do-volume create ghost-fish 1
do-volume attach '{ "volume": "ghost-fish" }'
mkfs.ext4 /dev/disk/by-id/scsi-0DO_Volume_ghost-fish

mount /dev/disk/by-id/scsi-0DO_Volume_ghost-fish /mnt
mkdir -m 777 /mnt/{apps,data,images} # See 5pi/infra#11
umount /mnt

do-volume detach /dev/disk/by-id/scsi-0DO_Volume_ghost-fish

Here I choose simplicity over security for the time being since I’m the only operator of this cluster anyway. You might want to make a different trade off.

Now we still need to create databases and users, another thing that hasn’t been addressed by Kubernetes yet. For that we need to find the Postgres pod, then exec into it to create database and users:

kubectl exec -ti postgres-2416409090-jf8uh -- psql -U postgres
create user ghost_fish with password 'pwd-from-secrets.yml';
create database ghost_fish;
grant all privileges on database ghost_fish to ghost_fish;

Now we can use the yaml file to deploy Ghost. Beside deploying the pods, we also create a Ingress to configure Traefik. This routes requests for to service ghost-fish on port 80 which is defined above and maps to the Ghost deployment

To access the blog, you still need to create an CNAME DNS record matching the Ingress route and pointing to the managed edge.[DOMAIN] DNS name.



Now that all this is running, it also needs to be monitored properly. Of course I’m using Prometheus for this. The setup is straight forward now that Ingress and Volume configuration is nothing new. It tunes Prometheus to run better on small instances and create a DO Volume to store metrics on. To gather metrics about the services running on Kubernetes, the kube-state-metrics exporter is deployed. To monitor website response times, I also deploy the blackbox-exporter. To send out alerts, two instances of the HA Alertmanager are deployed. This ConfigMap configures Prometheus, sets up alerts and configures the Alertmanager. The SMTP credentials get passed in at container startup. The alerts are quite trigger happy, which is fine in such small cluster. In a bigger cluster you need to adjust those to limit noise. In the end you’re not interested even if whole nodes crash as long as Kubernetes can reschedule the pods. In my tiny cluster I would be surprised if a node crashes, so I alert on this for now.

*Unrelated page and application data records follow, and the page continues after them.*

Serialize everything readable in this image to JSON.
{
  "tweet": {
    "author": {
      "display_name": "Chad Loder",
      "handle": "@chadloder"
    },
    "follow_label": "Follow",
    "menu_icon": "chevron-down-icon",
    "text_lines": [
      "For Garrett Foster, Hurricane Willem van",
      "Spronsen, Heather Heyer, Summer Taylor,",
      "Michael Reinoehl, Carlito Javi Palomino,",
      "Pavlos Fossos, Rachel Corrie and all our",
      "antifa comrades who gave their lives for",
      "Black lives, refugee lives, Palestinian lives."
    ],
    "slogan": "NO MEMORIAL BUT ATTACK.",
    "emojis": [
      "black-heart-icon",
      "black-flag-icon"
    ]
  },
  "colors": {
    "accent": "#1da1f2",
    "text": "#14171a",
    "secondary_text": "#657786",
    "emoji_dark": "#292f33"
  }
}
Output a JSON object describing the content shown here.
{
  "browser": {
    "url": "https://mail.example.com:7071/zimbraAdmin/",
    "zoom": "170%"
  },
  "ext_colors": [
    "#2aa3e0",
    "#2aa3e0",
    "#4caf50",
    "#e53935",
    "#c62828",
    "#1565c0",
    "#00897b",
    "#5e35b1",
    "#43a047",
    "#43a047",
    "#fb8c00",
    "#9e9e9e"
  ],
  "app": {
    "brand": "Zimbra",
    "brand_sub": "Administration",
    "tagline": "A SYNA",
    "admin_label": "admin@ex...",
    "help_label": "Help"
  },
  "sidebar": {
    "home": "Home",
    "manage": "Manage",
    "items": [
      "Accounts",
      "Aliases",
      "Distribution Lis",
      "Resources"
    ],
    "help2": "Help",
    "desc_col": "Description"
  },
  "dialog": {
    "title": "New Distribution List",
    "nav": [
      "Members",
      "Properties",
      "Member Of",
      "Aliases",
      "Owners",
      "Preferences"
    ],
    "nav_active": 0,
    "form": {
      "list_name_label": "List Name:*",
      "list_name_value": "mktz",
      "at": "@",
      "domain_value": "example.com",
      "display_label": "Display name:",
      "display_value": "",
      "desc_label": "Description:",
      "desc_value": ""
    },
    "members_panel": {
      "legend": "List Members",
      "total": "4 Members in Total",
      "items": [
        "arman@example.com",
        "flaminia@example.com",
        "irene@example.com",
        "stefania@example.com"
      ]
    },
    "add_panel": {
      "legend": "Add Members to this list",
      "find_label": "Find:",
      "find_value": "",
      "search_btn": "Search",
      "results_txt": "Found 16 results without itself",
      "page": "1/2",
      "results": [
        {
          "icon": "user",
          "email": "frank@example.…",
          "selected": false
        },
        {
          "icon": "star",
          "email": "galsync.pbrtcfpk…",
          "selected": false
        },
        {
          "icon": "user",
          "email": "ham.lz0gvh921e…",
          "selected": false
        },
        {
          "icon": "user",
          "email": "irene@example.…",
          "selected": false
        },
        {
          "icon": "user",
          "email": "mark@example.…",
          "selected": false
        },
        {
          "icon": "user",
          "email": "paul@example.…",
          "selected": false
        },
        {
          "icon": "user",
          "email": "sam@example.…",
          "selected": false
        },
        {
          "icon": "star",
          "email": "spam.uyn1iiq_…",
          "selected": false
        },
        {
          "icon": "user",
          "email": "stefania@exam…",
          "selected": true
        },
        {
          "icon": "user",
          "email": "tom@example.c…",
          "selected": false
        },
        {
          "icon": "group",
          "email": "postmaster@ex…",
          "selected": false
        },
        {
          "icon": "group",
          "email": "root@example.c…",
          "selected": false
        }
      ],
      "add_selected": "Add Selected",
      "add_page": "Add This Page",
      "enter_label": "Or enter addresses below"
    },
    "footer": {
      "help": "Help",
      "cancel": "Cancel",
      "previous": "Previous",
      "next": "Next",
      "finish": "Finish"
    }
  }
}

I’m also using Grafana to show metrics on dashboards. Grafana is configured to use Google OAuth authentication against my Google Apps account. This allows Grafana to be available on the public internet and allow everyone in my Google Apps Org to access it.

Here is where the wildcard DNS domain comes in handy. Instead of having to add new DNS record for each new service like Grafana, we just access it via the wildcard domain: A request to anything.edge.[DOMAIN] ends up at the floating IP and is accepted by a traefik instance. So the only thing we need to configure is the host in the Ingress definition.

Retrospective and Future

I’ve started all this a few month ago already with the goal of building a small cluster from scratch. I didn’t want to use tons of bash scripts not running on a specific cloud. Back then there was kops, which I would recommend to look at first if you’re deploying to AWS.

Now there is also kubeadm which looks like a promising way to setup a cluster and I might change my deployment to use it instead. I’ll also consider using CoreOS and cloud-config to configure the Kubernetes components, as well as looking deeper into systemd units to coordinate stopping of services and draining of hosts.

If you’re looking for reusable components on top of Kubernetes, there is Helm which might be a better option than just keeping the services yaml files around. You might be also interested in CoreOS’s Operator to fully automate Prometheus operations.

The most important next thing on my TODO list is proper tests though. I want a full integration test which spins up a new cluster, deploys services to it, runs blackbox tests, runs an rolling upgrade and tests that during and after that the cluster services are available.

Pull requests to make this more generic and fix issues are welcome, but I won’t accept larger changes until I got the tests going.


Feel free to discuss and comment on Hacker News.

Published 20 Nov 2016